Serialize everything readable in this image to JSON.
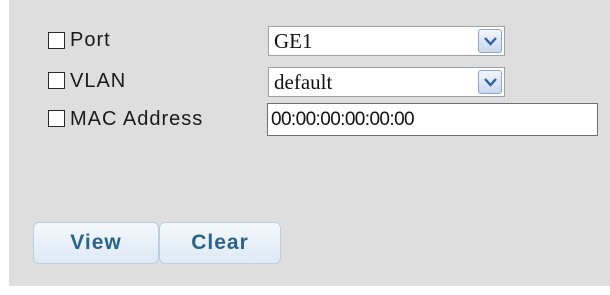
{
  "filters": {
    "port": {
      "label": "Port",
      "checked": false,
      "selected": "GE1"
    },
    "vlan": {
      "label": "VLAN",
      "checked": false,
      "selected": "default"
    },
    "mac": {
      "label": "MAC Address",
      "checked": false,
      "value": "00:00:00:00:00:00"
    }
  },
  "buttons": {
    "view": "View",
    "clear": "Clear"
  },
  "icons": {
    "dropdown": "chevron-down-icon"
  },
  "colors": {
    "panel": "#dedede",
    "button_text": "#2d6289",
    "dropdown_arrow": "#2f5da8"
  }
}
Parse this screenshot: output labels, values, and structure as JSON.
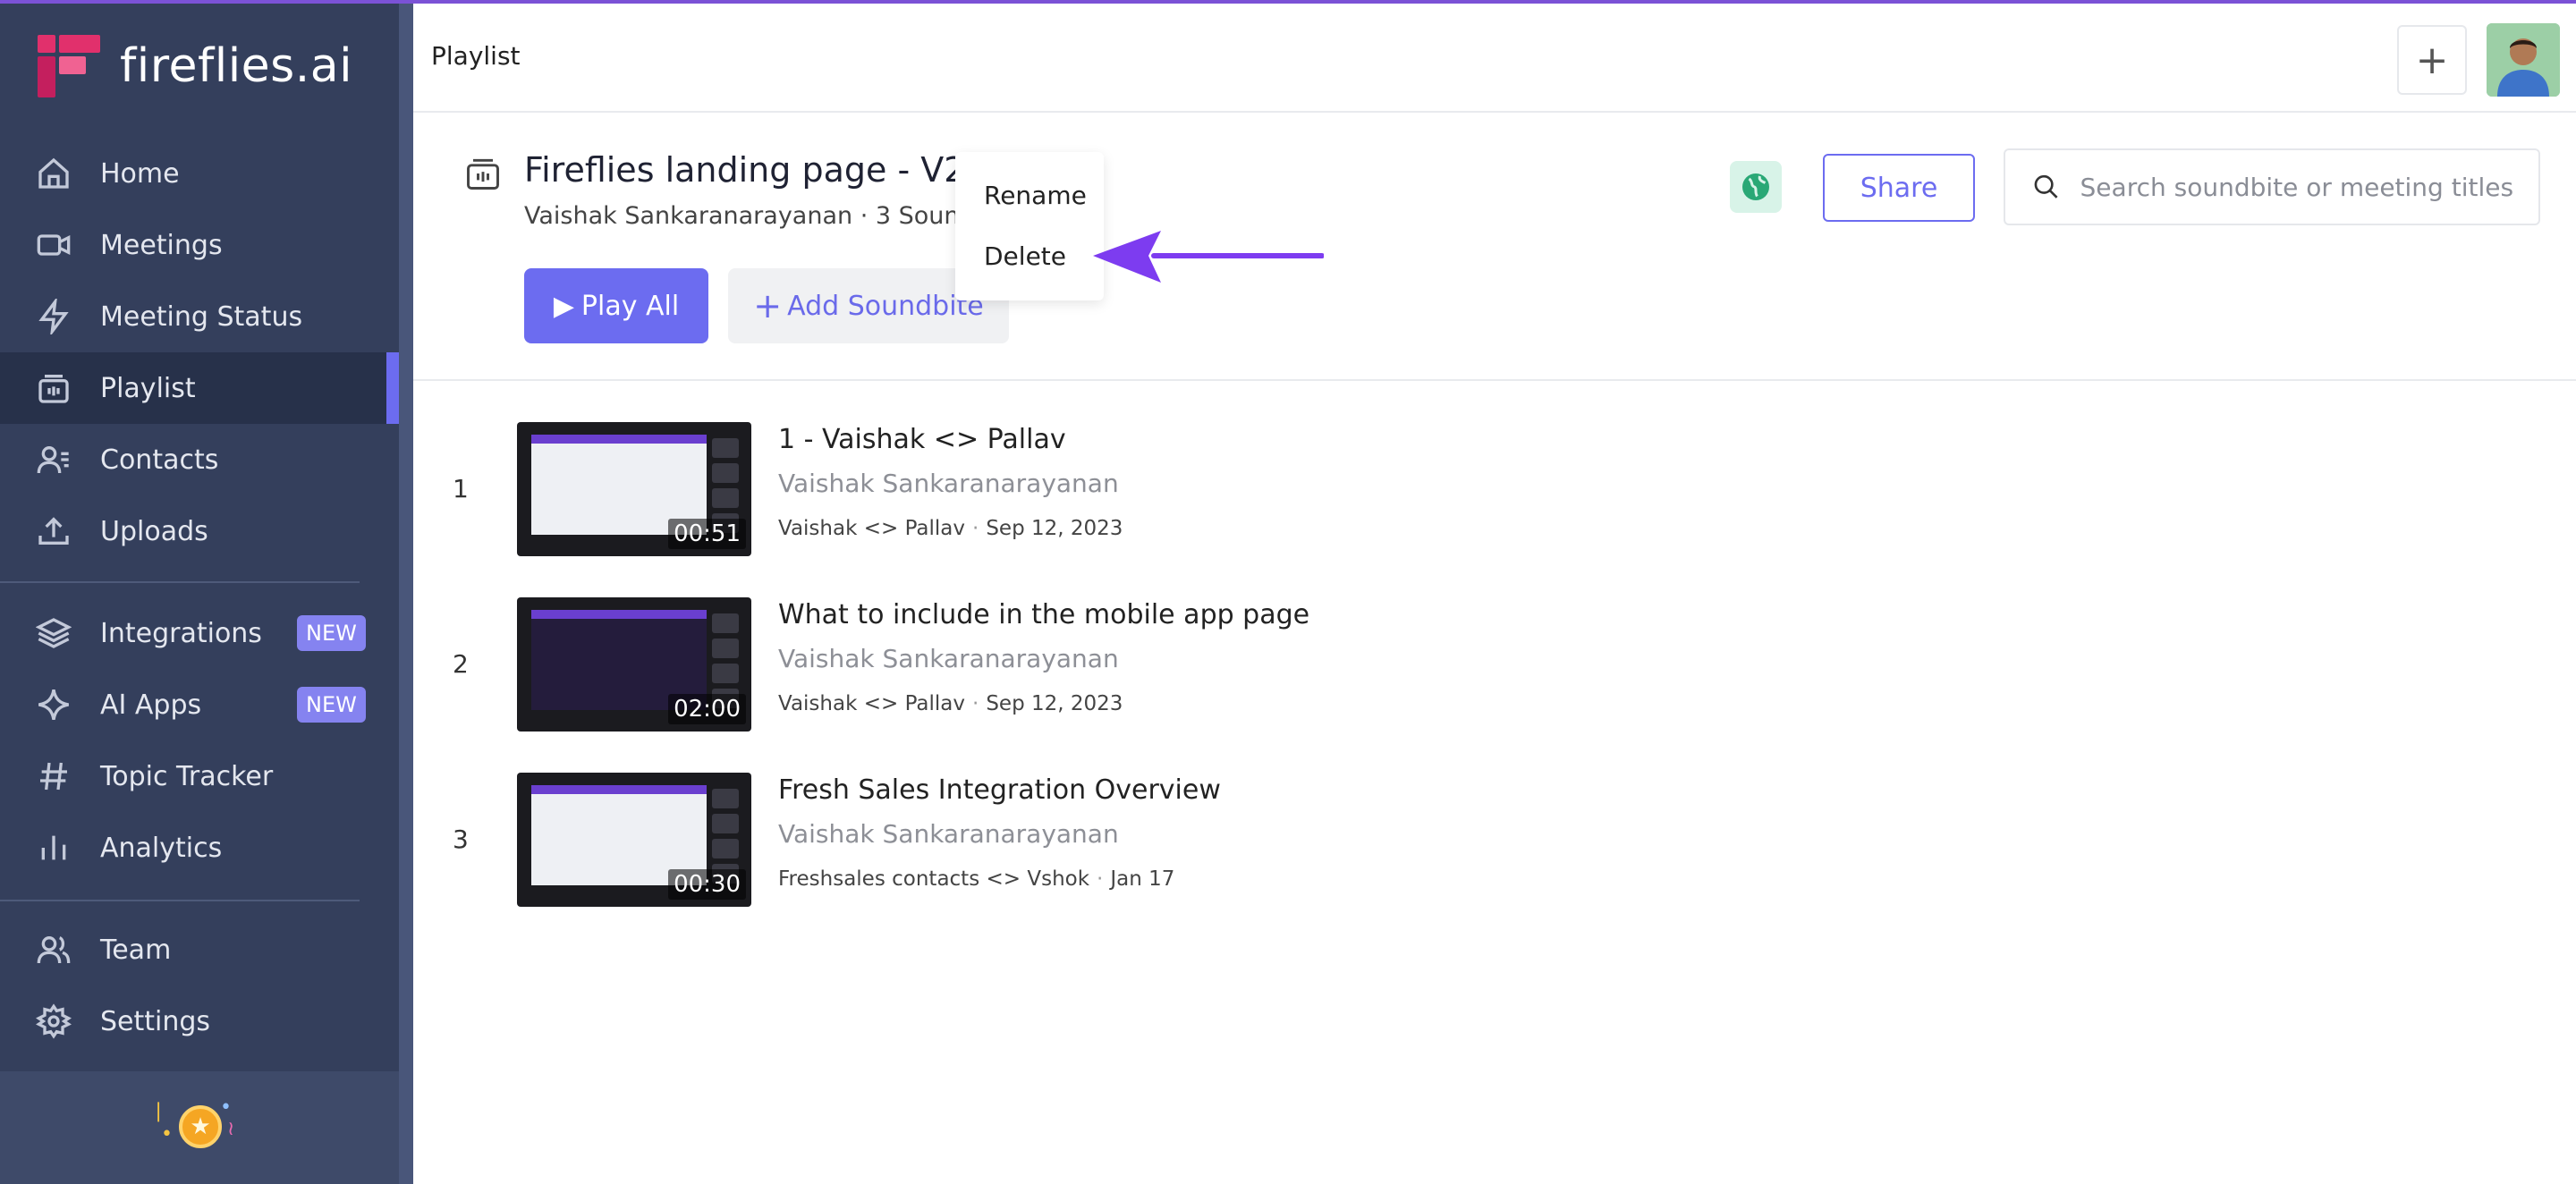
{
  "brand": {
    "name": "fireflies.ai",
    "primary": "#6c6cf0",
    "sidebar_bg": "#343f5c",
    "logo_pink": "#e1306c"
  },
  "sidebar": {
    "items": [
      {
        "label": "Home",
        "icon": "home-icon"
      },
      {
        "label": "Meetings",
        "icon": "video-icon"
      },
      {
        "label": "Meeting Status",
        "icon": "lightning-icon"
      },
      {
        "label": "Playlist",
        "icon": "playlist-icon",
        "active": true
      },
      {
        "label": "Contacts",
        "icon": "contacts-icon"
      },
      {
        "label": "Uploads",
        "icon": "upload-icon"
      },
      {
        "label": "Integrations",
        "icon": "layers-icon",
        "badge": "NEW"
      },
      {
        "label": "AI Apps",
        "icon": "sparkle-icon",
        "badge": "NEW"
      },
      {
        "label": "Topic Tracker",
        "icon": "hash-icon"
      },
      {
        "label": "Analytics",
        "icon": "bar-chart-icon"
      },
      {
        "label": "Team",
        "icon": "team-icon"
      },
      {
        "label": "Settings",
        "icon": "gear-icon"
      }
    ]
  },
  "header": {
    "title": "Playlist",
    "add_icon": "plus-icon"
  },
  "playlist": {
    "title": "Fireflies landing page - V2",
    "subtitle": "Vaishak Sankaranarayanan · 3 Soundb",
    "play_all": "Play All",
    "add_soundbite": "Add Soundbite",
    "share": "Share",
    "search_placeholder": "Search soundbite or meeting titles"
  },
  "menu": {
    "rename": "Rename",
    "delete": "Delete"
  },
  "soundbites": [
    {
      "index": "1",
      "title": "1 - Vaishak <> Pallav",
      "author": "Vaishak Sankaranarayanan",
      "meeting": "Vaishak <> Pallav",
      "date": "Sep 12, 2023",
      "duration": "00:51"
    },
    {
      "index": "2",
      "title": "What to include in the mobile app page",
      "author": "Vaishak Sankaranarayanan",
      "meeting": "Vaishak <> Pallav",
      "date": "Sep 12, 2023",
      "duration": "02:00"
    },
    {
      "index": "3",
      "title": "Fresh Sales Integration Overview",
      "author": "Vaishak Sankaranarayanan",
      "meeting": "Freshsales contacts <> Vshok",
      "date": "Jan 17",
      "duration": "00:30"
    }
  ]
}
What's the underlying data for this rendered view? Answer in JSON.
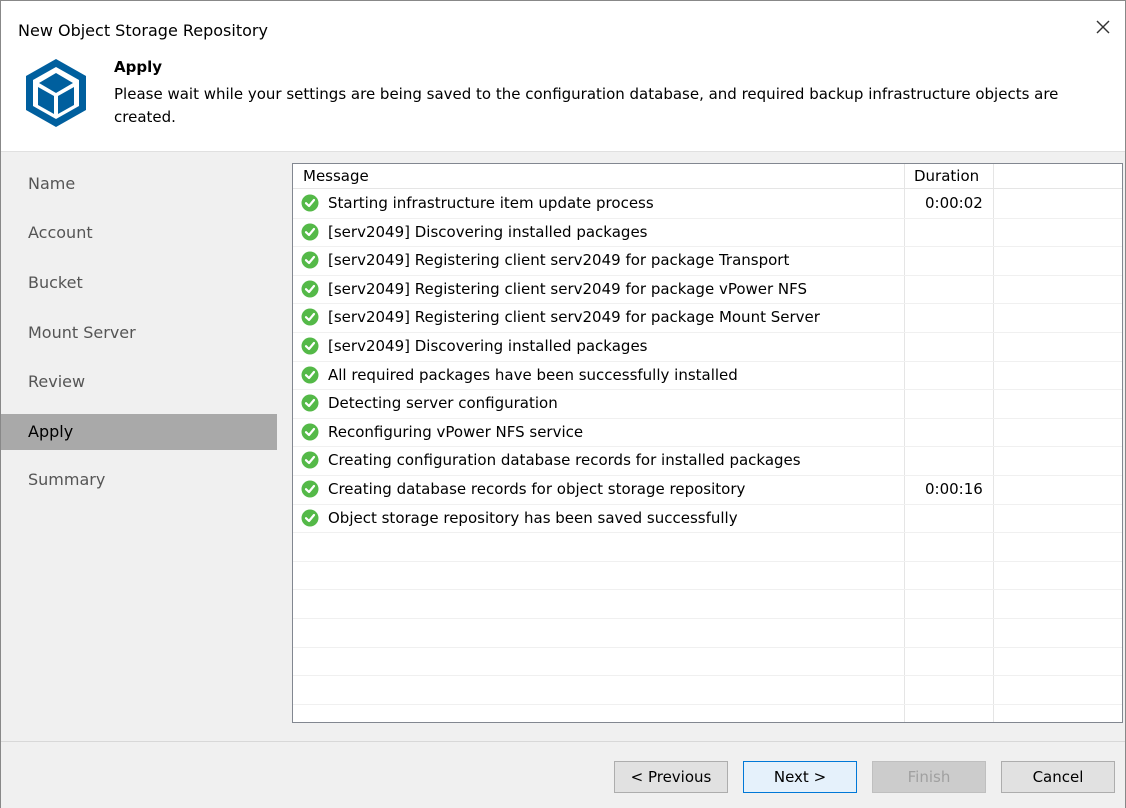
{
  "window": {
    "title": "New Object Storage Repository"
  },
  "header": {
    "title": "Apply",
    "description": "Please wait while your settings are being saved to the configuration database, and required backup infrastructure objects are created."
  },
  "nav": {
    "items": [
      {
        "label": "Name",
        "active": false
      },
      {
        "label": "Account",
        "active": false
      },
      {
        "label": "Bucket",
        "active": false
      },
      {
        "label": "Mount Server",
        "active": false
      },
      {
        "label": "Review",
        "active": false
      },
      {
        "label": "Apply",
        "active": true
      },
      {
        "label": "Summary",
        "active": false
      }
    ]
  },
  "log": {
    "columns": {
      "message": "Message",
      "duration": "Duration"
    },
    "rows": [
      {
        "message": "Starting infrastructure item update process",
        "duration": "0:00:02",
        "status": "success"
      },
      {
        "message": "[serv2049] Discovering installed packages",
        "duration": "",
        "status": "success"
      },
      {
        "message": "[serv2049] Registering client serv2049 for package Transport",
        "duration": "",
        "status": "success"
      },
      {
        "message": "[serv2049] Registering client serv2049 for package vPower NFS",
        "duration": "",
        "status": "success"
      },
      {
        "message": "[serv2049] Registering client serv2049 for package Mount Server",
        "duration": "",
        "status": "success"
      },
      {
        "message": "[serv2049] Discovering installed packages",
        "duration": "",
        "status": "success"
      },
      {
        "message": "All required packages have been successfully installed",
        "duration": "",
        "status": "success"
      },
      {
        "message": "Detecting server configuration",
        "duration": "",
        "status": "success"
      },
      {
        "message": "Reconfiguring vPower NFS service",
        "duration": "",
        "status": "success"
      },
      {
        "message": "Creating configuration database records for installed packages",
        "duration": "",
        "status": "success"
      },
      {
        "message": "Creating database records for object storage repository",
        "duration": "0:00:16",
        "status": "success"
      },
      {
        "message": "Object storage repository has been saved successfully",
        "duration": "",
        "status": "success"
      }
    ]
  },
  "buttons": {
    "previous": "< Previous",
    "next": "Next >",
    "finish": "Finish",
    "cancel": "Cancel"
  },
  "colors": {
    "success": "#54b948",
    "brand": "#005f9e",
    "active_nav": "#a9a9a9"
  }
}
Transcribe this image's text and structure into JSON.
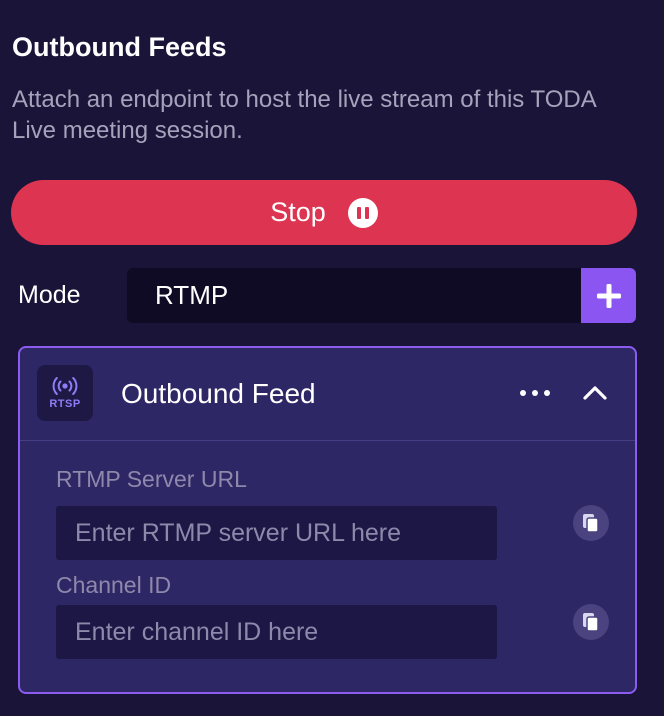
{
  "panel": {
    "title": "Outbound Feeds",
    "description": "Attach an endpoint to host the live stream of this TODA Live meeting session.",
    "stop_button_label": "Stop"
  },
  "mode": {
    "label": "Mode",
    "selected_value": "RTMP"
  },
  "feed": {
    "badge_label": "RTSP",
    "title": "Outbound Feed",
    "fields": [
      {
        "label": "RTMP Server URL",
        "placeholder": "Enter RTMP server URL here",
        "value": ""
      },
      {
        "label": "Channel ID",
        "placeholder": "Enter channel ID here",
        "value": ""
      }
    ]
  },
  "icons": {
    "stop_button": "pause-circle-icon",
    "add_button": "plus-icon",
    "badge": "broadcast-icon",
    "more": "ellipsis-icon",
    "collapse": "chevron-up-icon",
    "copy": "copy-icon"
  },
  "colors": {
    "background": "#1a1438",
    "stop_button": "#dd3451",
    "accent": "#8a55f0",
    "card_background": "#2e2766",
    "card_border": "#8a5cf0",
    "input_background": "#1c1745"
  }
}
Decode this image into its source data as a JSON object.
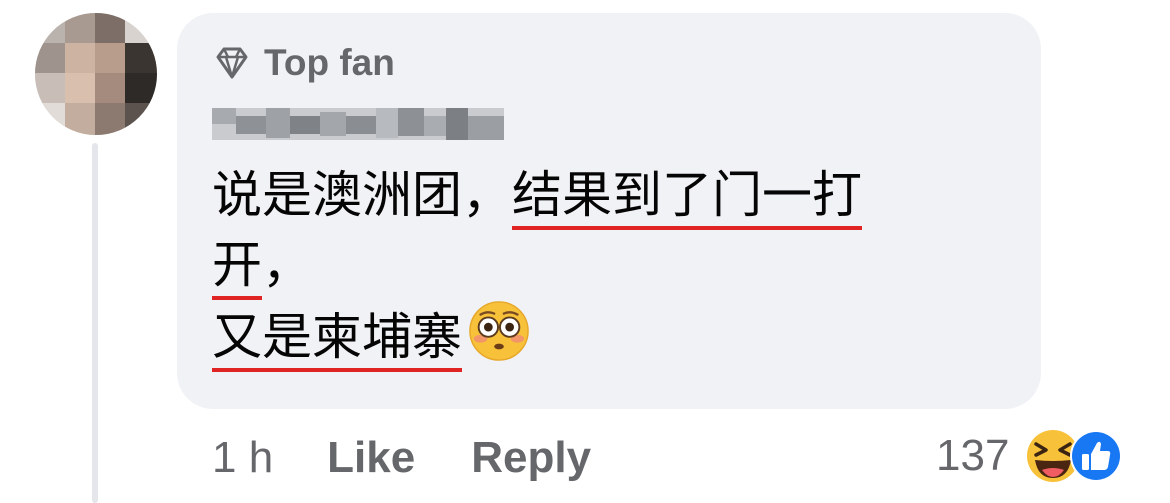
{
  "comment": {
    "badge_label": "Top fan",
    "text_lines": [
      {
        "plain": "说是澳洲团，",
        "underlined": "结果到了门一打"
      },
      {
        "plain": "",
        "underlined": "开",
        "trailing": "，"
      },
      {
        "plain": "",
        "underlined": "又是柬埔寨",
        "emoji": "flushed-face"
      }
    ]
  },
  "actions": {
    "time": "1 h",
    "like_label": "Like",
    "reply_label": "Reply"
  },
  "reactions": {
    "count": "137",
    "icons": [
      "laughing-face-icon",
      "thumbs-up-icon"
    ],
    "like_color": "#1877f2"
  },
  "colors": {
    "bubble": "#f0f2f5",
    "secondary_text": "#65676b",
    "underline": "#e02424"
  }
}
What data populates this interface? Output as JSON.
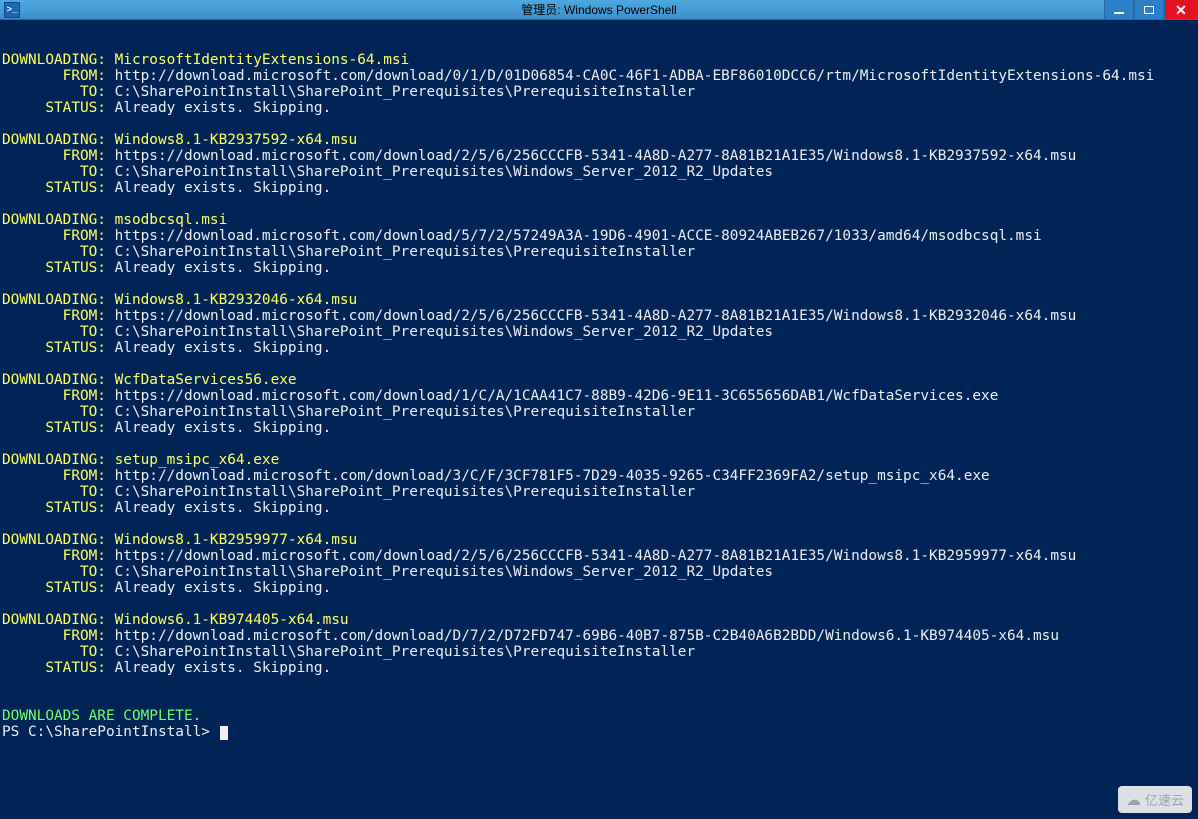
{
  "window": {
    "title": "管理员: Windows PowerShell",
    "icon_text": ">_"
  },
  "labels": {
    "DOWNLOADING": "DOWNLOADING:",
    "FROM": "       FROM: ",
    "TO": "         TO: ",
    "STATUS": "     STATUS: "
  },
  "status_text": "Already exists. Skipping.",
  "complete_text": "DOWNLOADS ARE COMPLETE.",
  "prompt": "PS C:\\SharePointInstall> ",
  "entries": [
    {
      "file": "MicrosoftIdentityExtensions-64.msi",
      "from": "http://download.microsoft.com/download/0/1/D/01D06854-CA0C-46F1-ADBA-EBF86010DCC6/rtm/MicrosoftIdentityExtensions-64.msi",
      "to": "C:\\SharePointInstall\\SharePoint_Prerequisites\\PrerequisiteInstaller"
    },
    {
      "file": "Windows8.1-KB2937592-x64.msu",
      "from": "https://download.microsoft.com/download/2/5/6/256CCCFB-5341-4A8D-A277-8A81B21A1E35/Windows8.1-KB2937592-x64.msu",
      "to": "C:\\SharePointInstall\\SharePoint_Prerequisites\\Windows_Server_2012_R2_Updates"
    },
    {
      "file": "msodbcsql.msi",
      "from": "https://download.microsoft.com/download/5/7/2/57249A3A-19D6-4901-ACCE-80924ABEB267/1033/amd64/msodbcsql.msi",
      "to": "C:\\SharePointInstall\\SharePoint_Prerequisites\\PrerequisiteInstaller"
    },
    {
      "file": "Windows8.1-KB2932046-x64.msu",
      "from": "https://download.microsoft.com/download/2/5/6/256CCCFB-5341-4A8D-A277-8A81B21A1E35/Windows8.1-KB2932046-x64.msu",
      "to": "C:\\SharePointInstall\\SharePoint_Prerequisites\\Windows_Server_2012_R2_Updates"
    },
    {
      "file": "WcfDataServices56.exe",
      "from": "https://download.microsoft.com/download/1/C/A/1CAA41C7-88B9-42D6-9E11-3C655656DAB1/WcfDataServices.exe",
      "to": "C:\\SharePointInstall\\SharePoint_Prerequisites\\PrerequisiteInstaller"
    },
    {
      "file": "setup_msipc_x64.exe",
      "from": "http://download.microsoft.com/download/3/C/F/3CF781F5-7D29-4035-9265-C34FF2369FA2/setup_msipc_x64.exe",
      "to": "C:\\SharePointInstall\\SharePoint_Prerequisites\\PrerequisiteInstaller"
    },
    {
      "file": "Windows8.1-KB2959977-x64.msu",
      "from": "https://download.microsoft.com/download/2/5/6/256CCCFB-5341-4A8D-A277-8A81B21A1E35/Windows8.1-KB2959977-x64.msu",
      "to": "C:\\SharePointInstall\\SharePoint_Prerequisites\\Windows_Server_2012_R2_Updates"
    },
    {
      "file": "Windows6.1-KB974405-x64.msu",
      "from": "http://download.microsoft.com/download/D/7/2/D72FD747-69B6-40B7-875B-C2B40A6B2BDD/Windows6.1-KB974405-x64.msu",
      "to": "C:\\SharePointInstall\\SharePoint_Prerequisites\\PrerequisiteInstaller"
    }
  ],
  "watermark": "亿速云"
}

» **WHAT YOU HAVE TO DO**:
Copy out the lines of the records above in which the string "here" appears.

» **SOLVED EXERCISE**:
        "placeholder": "Enter RTMP server URL here",
        "placeholder": "Enter channel ID here",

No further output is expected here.